"Prime Minister Yousaf Raza Gilani was the only senior Pakistani government official to attend." The others didn't want to be seen in any context that might suggest they oppose the blasphemy law. "Slain Cabinet Minister Is Buried in Pakistan," by Jane Perlez and Waqar Gillani for the New York Times, March 4 (thanks to The Religion of Peace):
ISLAMABAD, Pakistan — Shahbaz Bhatti, the Christian cabinet minister who was assassinated this week, was honored Friday at a Roman Catholic service here attended by thousands and then buried in his impoverished village, a bastion for over 100 years for the rights of minorities.
Prime Minister Yousaf Raza Gilani was the only senior Pakistani government official to attend. There was a phalanx of foreign diplomats, including the American ambassador, Cameron P. Munter, who sat in a pew near Mr. Bhatti’s coffin.
Mr. Bhatti had served as the minister for minorities and dedicated his life to religious tolerance in this increasingly radicalized Muslim country. His killing on Wednesday underlined the anxieties among Western governments that extremists were using targeted killings as a way to move Pakistan toward an Islamic state and were doing so with impunity.
Mr. Bhatti’s assassination followed the killing in January of an even more prominent politician, Salman Taseer, the governor of Punjab. The men campaigned for the reform of draconian blasphemy laws that are often used to persecute minorities, particularly Christians. Mr. Taseer was killed by his government bodyguard, who was widely hailed in Pakistani society after he confessed.
Diplomats at Mr. Bhatti’s funeral at Our Lady of Fatima Church said they feared that the minister was killed on information provided by his government security detail.
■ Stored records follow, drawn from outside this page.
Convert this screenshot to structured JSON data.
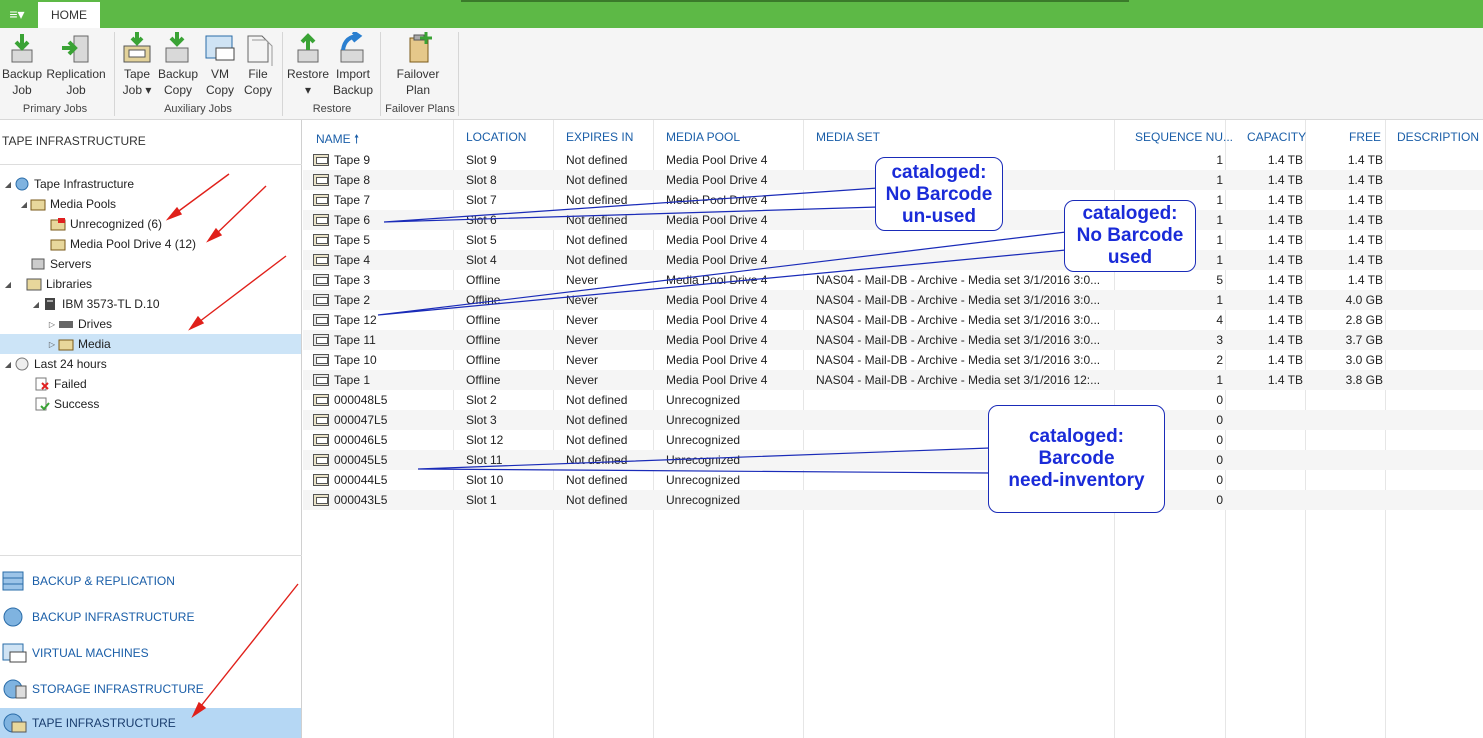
{
  "ribbon": {
    "app_menu": "≡▾",
    "tab_home": "HOME",
    "buttons": {
      "backup_job": "Backup\nJob",
      "replication_job": "Replication\nJob",
      "tape_job": "Tape\nJob ▾",
      "backup_copy": "Backup\nCopy",
      "vm_copy": "VM\nCopy",
      "file_copy": "File\nCopy",
      "restore": "Restore\n▾",
      "import_backup": "Import\nBackup",
      "failover_plan": "Failover\nPlan"
    },
    "groups": {
      "primary": "Primary Jobs",
      "auxiliary": "Auxiliary Jobs",
      "restore": "Restore",
      "failover": "Failover Plans"
    }
  },
  "left": {
    "title": "TAPE INFRASTRUCTURE",
    "tree": {
      "tape_infrastructure": "Tape Infrastructure",
      "media_pools": "Media Pools",
      "unrecognized": "Unrecognized (6)",
      "media_pool_drive4": "Media Pool Drive 4 (12)",
      "servers": "Servers",
      "libraries": "Libraries",
      "ibm": "IBM 3573-TL D.10",
      "drives": "Drives",
      "media": "Media",
      "last24": "Last 24 hours",
      "failed": "Failed",
      "success": "Success"
    },
    "nav": {
      "backup_replication": "BACKUP & REPLICATION",
      "backup_infrastructure": "BACKUP INFRASTRUCTURE",
      "virtual_machines": "VIRTUAL MACHINES",
      "storage_infrastructure": "STORAGE INFRASTRUCTURE",
      "tape_infrastructure": "TAPE INFRASTRUCTURE"
    }
  },
  "grid": {
    "columns": {
      "name": "NAME",
      "sort_arrow": "🠕",
      "location": "LOCATION",
      "expires": "EXPIRES IN",
      "pool": "MEDIA POOL",
      "set": "MEDIA SET",
      "seq": "SEQUENCE NU...",
      "capacity": "CAPACITY",
      "free": "FREE",
      "desc": "DESCRIPTION"
    },
    "rows": [
      {
        "name": "Tape 9",
        "location": "Slot 9",
        "expires": "Not defined",
        "pool": "Media Pool Drive 4",
        "set": "",
        "seq": "1",
        "capacity": "1.4 TB",
        "free": "1.4 TB"
      },
      {
        "name": "Tape 8",
        "location": "Slot 8",
        "expires": "Not defined",
        "pool": "Media Pool Drive 4",
        "set": "",
        "seq": "1",
        "capacity": "1.4 TB",
        "free": "1.4 TB"
      },
      {
        "name": "Tape 7",
        "location": "Slot 7",
        "expires": "Not defined",
        "pool": "Media Pool Drive 4",
        "set": "",
        "seq": "1",
        "capacity": "1.4 TB",
        "free": "1.4 TB"
      },
      {
        "name": "Tape 6",
        "location": "Slot 6",
        "expires": "Not defined",
        "pool": "Media Pool Drive 4",
        "set": "",
        "seq": "1",
        "capacity": "1.4 TB",
        "free": "1.4 TB"
      },
      {
        "name": "Tape 5",
        "location": "Slot 5",
        "expires": "Not defined",
        "pool": "Media Pool Drive 4",
        "set": "",
        "seq": "1",
        "capacity": "1.4 TB",
        "free": "1.4 TB"
      },
      {
        "name": "Tape 4",
        "location": "Slot 4",
        "expires": "Not defined",
        "pool": "Media Pool Drive 4",
        "set": "",
        "seq": "1",
        "capacity": "1.4 TB",
        "free": "1.4 TB"
      },
      {
        "name": "Tape 3",
        "location": "Offline",
        "expires": "Never",
        "pool": "Media Pool Drive 4",
        "set": "NAS04 - Mail-DB - Archive - Media set 3/1/2016 3:0...",
        "seq": "5",
        "capacity": "1.4 TB",
        "free": "1.4 TB"
      },
      {
        "name": "Tape 2",
        "location": "Offline",
        "expires": "Never",
        "pool": "Media Pool Drive 4",
        "set": "NAS04 - Mail-DB - Archive - Media set 3/1/2016 3:0...",
        "seq": "1",
        "capacity": "1.4 TB",
        "free": "4.0 GB"
      },
      {
        "name": "Tape 12",
        "location": "Offline",
        "expires": "Never",
        "pool": "Media Pool Drive 4",
        "set": "NAS04 - Mail-DB - Archive - Media set 3/1/2016 3:0...",
        "seq": "4",
        "capacity": "1.4 TB",
        "free": "2.8 GB"
      },
      {
        "name": "Tape 11",
        "location": "Offline",
        "expires": "Never",
        "pool": "Media Pool Drive 4",
        "set": "NAS04 - Mail-DB - Archive - Media set 3/1/2016 3:0...",
        "seq": "3",
        "capacity": "1.4 TB",
        "free": "3.7 GB"
      },
      {
        "name": "Tape 10",
        "location": "Offline",
        "expires": "Never",
        "pool": "Media Pool Drive 4",
        "set": "NAS04 - Mail-DB - Archive - Media set 3/1/2016 3:0...",
        "seq": "2",
        "capacity": "1.4 TB",
        "free": "3.0 GB"
      },
      {
        "name": "Tape 1",
        "location": "Offline",
        "expires": "Never",
        "pool": "Media Pool Drive 4",
        "set": "NAS04 - Mail-DB - Archive - Media set 3/1/2016 12:...",
        "seq": "1",
        "capacity": "1.4 TB",
        "free": "3.8 GB"
      },
      {
        "name": "000048L5",
        "location": "Slot 2",
        "expires": "Not defined",
        "pool": "Unrecognized",
        "set": "",
        "seq": "0",
        "capacity": "",
        "free": ""
      },
      {
        "name": "000047L5",
        "location": "Slot 3",
        "expires": "Not defined",
        "pool": "Unrecognized",
        "set": "",
        "seq": "0",
        "capacity": "",
        "free": ""
      },
      {
        "name": "000046L5",
        "location": "Slot 12",
        "expires": "Not defined",
        "pool": "Unrecognized",
        "set": "",
        "seq": "0",
        "capacity": "",
        "free": ""
      },
      {
        "name": "000045L5",
        "location": "Slot 11",
        "expires": "Not defined",
        "pool": "Unrecognized",
        "set": "",
        "seq": "0",
        "capacity": "",
        "free": ""
      },
      {
        "name": "000044L5",
        "location": "Slot 10",
        "expires": "Not defined",
        "pool": "Unrecognized",
        "set": "",
        "seq": "0",
        "capacity": "",
        "free": ""
      },
      {
        "name": "000043L5",
        "location": "Slot 1",
        "expires": "Not defined",
        "pool": "Unrecognized",
        "set": "",
        "seq": "0",
        "capacity": "",
        "free": ""
      }
    ]
  },
  "annotations": {
    "callout1": "cataloged:\nNo Barcode\nun-used",
    "callout2": "cataloged:\nNo Barcode\nused",
    "callout3": "cataloged:\nBarcode\nneed-inventory"
  },
  "colors": {
    "brand_green": "#5db946",
    "link_blue": "#1a5ea8",
    "selection": "#cce4f7",
    "annotation_blue": "#1a2bd8",
    "arrow_red": "#e0201a"
  }
}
A branch of the Pakistani Taliban based in Punjab, where militants control many of the schools and mosques, claimed responsibility for the killing....
Another diplomat said that the government, which so far has proved unwilling or unable to take a strong stand against the killings, would try to offer compensation to Mr. Bhatti’s family and then close the case.
The ruling Pakistan Peoples Party, which was founded on secular principles but is now under pressure from religious conservatives, announced recently that it opposed efforts to amend the blasphemy law.
But the dismay of Mr. Bhatti’s family and the angry atmosphere at the funeral, in Khush Pur in Punjab, indicated that Pakistan’s Christians — about five million out of a total population of 180 million — were unlikely to let the matter rest.
“We feel that Pakistan is our country, but it seems there is no government in the country, ever, which gave us shade and protected us and fully respected our rights,” said the Rev. Andrew Nisari, one of the Catholic clergymen at the burial. “Will we be living in this hostile, harassed and fearful environment forever?”...